It’s a good time to ask yourself, how is this year’s performance against your budget for the year. If you didn’t build a budget for 2018, then how do you measure up against 2017? Are things better or worse? And what exactly is better and worse:

  • Sales were higher, but profits lower
  • Sales were the same, but profits lower
  • Lower sales, but better profits

If you’re looking to improve the profitability and value of your business, there are a few things you should consider:

If your business primarily sells products then we use this formula:

Gross Margin: Revenue – Cost of Goods Sold divided by Revenue

 

If your business is primarily a service business then we use this formula:

Operating Profit Margin: Revenue – Expenses divided by Revenue

The higher the percentage, the better the result. This is a key ratio used to measure business performance, and ultimately this will impact the value of your business too. More importantly, by comparing margins over several years you can evaluate the fluctuations and trends in profitability.

 

Improve Gross Margin

There are a number of ways to improve gross margin:

  • Raise prices, if appropriate and it won’t negatively impact your overall sales. Inflation-adjusted increases are generally accepted without too much challenge and this could add 2-3% to your top line.
  • Evaluate your business lines by profitability. If you have multiple product/service offerings evaluate each by gross margin, and if possible by historical gross margin trends. If a product line is performing poorly or declining, does it make sense to eliminate it from your business?
  • Renegotiate with your vendors: do this when you understand the value of the vendor contract. Are you using more or less from your vendors? Are they living up to their support commitments? Are there other vendors who you could do business with that would lower your costs and maintain or improve your services?

 

Manage Operating Expenses

Operating expenses are associated with the general running of your business. Many times, these are forgotten costs that live on year after year without a thorough review. Here are some areas to evaluate:

  • Staffing: are your staffing levels and staff skill sets appropriate for your business? Unfortunately, we all know that the cost of doing business in California is expensive: minimum hourly wages are among the highest in the nation; employment laws are very favorable to employees; and health insurance costs continue to skyrocket.
  • Outsource functions: Can you outsource high cost non-core functions such as human resources, technology and finance? Could you use a lower cost state to remotely support your business?
  • Automation: Are there areas of your business you could automate to improve efficiencies? An example is a medical practice still using paper-based forms for patient onboarding. Consider using a combination of tablets and online forms.
  • Risk Management: Risk management costs are an increasingly significant cost for California businesses. There are a number of different options worth considering to reduce your insurance costs including group collective and self-insurance.

 

Grow Sales

While this might be the last and to some, the most obvious point, growing sales doesn’t make sense if your return on investment doesn’t stack up. The only way to know if growing sales is going to improve your profitability is to understand your profit margins.

 

Bringing it All Together

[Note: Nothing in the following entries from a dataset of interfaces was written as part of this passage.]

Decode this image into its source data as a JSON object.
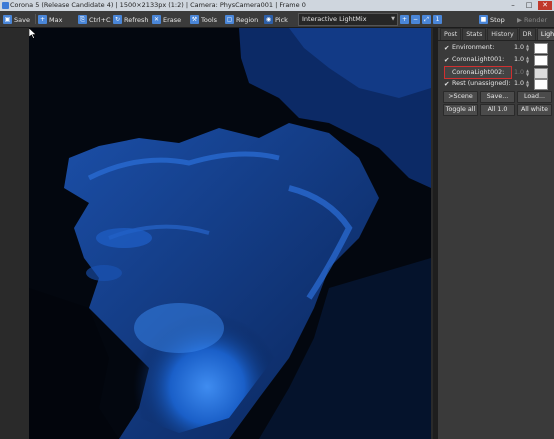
{
  "window": {
    "title": "Corona 5 (Release Candidate 4) | 1500×2133px (1:2) | Camera: PhysCamera001 | Frame 0",
    "minimize": "–",
    "maximize": "□",
    "close": "✕"
  },
  "toolbar": {
    "save": "Save",
    "max": "Max",
    "ctrl_c": "Ctrl+C",
    "refresh": "Refresh",
    "erase": "Erase",
    "tools": "Tools",
    "region": "Region",
    "pick": "Pick",
    "render_element": "Interactive LightMix",
    "stop": "Stop",
    "render": "Render"
  },
  "panel": {
    "tabs": [
      "Post",
      "Stats",
      "History",
      "DR",
      "LightMix"
    ],
    "active_tab": "LightMix",
    "lights": [
      {
        "label": "Environment:",
        "checked": true,
        "value": "1.0"
      },
      {
        "label": "CoronaLight001:",
        "checked": true,
        "value": "1.0"
      },
      {
        "label": "CoronaLight002:",
        "checked": false,
        "value": "1.0",
        "selected": true
      },
      {
        "label": "Rest (unassigned):",
        "checked": true,
        "value": "1.0"
      }
    ],
    "buttons_row1": [
      ">Scene",
      "Save...",
      "Load..."
    ],
    "buttons_row2": [
      "Toggle all",
      "All 1.0",
      "All white"
    ]
  },
  "colors": {
    "accent": "#4a86d8",
    "highlight_border": "#d03030",
    "render_blue": "#1a5fc8"
  }
}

You can improve your profitability by analyzing the quality of your profits and margins. Can you identify the areas of your business that are doing well and those that are not? Where do you need to put your efforts into reducing costs, improving productivity and maximizing profitability? The better your understanding of the profit drivers, the better you’ll be able to maximize the value of your most valuable investment: your business.

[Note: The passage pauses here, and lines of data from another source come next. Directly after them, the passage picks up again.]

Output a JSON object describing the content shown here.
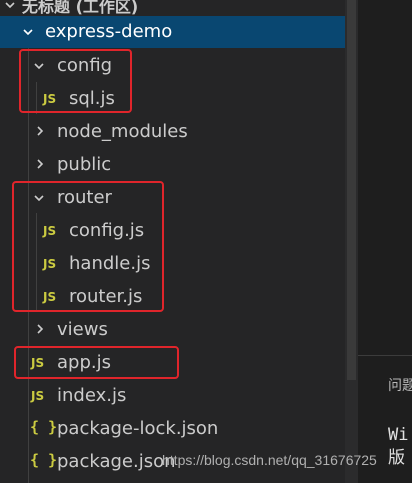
{
  "explorer": {
    "workspace_title": "无标题 (工作区)",
    "root_folder": "express-demo",
    "items": [
      {
        "label": "config",
        "type": "folder",
        "expanded": true
      },
      {
        "label": "sql.js",
        "type": "js-file"
      },
      {
        "label": "node_modules",
        "type": "folder",
        "expanded": false
      },
      {
        "label": "public",
        "type": "folder",
        "expanded": false
      },
      {
        "label": "router",
        "type": "folder",
        "expanded": true
      },
      {
        "label": "config.js",
        "type": "js-file"
      },
      {
        "label": "handle.js",
        "type": "js-file"
      },
      {
        "label": "router.js",
        "type": "js-file"
      },
      {
        "label": "views",
        "type": "folder",
        "expanded": false
      },
      {
        "label": "app.js",
        "type": "js-file"
      },
      {
        "label": "index.js",
        "type": "js-file"
      },
      {
        "label": "package-lock.json",
        "type": "json-file"
      },
      {
        "label": "package.json",
        "type": "json-file"
      }
    ],
    "js_icon_text": "JS",
    "json_icon_text": "{ }"
  },
  "panel": {
    "tab_label": "问题",
    "line1": "Wi",
    "line2": "版"
  },
  "watermark": "https://blog.csdn.net/qq_31676725",
  "colors": {
    "sidebar_bg": "#252526",
    "selected_bg": "#094771",
    "js_icon": "#cbcb41",
    "highlight_box": "#e0252b"
  }
}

Shannon Lowther, CFA, ASA, ABV, is managing partner with Bakersfield-based Central Pacific Valuation. She specializes in the valuation of businesses, business interests and intangible assets. Shannon can be reached at info@centralpacval.com